---------- Extracted data ----------
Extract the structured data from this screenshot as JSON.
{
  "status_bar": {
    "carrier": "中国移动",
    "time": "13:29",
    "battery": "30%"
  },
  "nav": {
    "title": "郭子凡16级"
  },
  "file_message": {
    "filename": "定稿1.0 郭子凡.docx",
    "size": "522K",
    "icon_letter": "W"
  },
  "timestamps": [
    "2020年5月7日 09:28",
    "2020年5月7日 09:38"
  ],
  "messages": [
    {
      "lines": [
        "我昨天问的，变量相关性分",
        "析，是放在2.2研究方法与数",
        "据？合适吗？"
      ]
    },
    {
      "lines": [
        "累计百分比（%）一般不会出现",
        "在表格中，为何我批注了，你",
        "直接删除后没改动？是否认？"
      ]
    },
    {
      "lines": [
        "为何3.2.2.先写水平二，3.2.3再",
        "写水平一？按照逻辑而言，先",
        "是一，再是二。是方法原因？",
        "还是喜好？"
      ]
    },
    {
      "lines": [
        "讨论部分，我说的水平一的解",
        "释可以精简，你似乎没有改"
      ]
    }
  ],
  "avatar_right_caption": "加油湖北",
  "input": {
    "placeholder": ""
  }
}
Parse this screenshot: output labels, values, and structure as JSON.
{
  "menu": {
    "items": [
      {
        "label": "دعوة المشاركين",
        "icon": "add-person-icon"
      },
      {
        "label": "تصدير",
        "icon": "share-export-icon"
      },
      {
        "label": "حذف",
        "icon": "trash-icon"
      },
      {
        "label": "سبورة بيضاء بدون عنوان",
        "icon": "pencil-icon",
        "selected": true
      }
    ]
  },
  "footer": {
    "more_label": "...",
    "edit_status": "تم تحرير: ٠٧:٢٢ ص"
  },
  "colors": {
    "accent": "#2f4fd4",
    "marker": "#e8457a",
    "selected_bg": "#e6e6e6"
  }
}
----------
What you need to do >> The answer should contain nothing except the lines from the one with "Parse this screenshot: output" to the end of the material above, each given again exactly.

Your response >>
Parse this screenshot: output labels, values, and structure as JSON.
{
  "menu": {
    "items": [
      {
        "label": "دعوة المشاركين",
        "icon": "add-person-icon"
      },
      {
        "label": "تصدير",
        "icon": "share-export-icon"
      },
      {
        "label": "حذف",
        "icon": "trash-icon"
      },
      {
        "label": "سبورة بيضاء بدون عنوان",
        "icon": "pencil-icon",
        "selected": true
      }
    ]
  },
  "footer": {
    "more_label": "...",
    "edit_status": "تم تحرير: ٠٧:٢٢ ص"
  },
  "colors": {
    "accent": "#2f4fd4",
    "marker": "#e8457a",
    "selected_bg": "#e6e6e6"
  }
}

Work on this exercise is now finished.